SAN DIEGO—The Armenian Relief Society San Diego Roubina Chapter and the Armenian Students Association of the University of California, San Diego co-hosted a town hall meeting on Friday, November 30 at the Forum Hall in the Price Center of the university.
The meeting was moderated by Berge Minasian and he opened with brief comments about what he saw as the state of our societal evolution in San Diego. He said that if the present leaders do not take steps to locate and engage 2nd and 3rd generation Armenian-Americans, there won’t be anyone around to receive the “torch” when it is passed in the next five to ten years.
The original post genocide wave of Armenian immigrants successfully integrated into their new communities and simultaneously instilled a passion for Armenian culture and heritage in their progeny.

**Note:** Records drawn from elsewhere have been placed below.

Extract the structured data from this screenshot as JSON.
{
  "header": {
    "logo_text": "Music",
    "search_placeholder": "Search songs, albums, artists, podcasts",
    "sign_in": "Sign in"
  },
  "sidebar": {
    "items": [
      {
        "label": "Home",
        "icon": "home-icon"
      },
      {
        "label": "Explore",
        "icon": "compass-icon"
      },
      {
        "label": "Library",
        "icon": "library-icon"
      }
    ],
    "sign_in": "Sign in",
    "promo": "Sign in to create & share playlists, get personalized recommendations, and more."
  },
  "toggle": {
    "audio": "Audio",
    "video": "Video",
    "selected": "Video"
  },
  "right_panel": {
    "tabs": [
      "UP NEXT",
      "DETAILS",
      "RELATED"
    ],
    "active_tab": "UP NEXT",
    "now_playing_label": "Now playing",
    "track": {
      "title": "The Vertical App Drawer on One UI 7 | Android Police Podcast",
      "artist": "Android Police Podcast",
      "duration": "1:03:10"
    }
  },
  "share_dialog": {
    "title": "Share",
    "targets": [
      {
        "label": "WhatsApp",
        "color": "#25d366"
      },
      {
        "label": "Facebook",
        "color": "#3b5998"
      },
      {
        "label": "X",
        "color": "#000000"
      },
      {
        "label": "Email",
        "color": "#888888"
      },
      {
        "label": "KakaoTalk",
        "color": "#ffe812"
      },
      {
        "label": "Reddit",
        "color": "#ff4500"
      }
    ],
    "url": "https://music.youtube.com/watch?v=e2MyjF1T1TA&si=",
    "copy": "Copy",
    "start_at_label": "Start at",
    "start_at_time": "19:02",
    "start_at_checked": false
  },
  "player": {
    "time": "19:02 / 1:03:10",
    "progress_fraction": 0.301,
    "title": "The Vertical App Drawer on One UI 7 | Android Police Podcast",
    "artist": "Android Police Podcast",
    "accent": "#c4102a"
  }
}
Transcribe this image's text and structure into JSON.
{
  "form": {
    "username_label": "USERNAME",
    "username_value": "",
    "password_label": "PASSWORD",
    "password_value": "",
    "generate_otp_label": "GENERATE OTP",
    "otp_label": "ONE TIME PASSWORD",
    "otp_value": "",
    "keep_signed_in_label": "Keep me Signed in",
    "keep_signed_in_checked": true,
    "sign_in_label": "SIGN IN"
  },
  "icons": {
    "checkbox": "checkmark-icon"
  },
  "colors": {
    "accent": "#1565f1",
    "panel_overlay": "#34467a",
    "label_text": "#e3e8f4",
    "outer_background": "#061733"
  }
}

This new generation of Armenian-Americans was a powerful influence on the successful evolution of our communities. They very competently oversaw the construction of schools, churches and the social/political infrastructure which sustains our communities even to this date.
However, that generation is in the twilight of their lives and many of them no longer enjoy the health or stamina to continue on in the leadership roles they once held in their community. If San Diego Armenians are to successfully continue their proud tradition, they must find ways to engage the missing 2nd and 3rd generations into the community.
The first panelist to address the questions at hand was Nare Kupelian. Kupelian is a graduate of UCSD and she is presently a Ph.D. Candidate of Armenian History at UCLA. She spoke eloquently about the importance of making sure that high school and college students feel validated in their Armenian communities. Their opinions must be included during community planning phases regarding projects which are ostensibly made to facilitate their ethnic evolution. Too often their opinions are not sought and consequently a powerful resource is left untapped.
The next panelist to speak was John Ohanian, a graduate of USD with post degree training in the Harvard Business School Executive Education Program. Ohanian was chosen to speak from his point of view regarding best practices to promote success in community outreach programs.
He also spoke passionately about the importance of including our younger children in the Sunday School and Armenian language classes. He referenced his own family experience. His seventeen year old daughter made lifetime friends in the Armenian summer camps. His younger son firmly identifies with his ethnic heritage as well because of his involvement in various Armenian venues available here in San Diego.
He was very committed to the importance of getting our children involved early on and felt confident that the preservation of our community is absolutely strengthened by instilling a passion for our Armenian culture and heritage in the very young.
Next, the audience was invited to split into groups to further discuss what was presented and to offer their personal insights as well. The pre-selected group leaders were instructed to focus the discussion on the following questions:
What would a thriving San Diego Armenian community look like from your perspective?
Are you personally engaged in your Armenian community?
What do you believe are the pressing reasons why the missing 2nd and 3rd generations are missing from active engagement in our community?
The groups were invited to discuss these questions for twenty minutes. But when the time was up, they were still too immersed in their quest to find workable solutions to our challenges. The passionate discussion in these groups was inspiring to say the least and the participants were genuinely committed to finding answers to the larger concerns of the day. They were granted another fifteen minutes to continue their discussions before the recorders were invited to present summations for their groups.
The summary reports made by the UCSD student recorders in each group were truly inspiring. They were poised and extremely competent in their presentations. If we didn’t learn anything else at this Town Hall event, we absolutely learned that our students are very proud of their heritage and ready to be included as full members of our community.
If anyone needed evidence about the urgency for this town hall meeting they surely got it from the enthusiastic participation of the group members. The discussions were heartfelt and above all else, they were very positive in their comments and constructive in their suggestions. Overall, they agreed with the theme of the evening but were unable to offer definitive suggestions for how the community was to move forward.
The one suggestion which stood out among the rest was that strong leadership was needed if indeed the San Diego Armenian community was to grow and thrive. The Armenian community in Glendale was mentioned as a strong model. However, in San Diego there is not the benefit of a huge population pool of recent immigrants and their inspired 1st generation children.
In summary then, it is a given that the Armenian presence will continue to exist in San Diego. The infrastructure has been put into place. What remains is to find venues which would attract and engage those who are at this time lingering around on the fringe of our community life. We must find avenues through which this important generation can become motivated and willing to pick up the torch which will inevitably be passed on to them.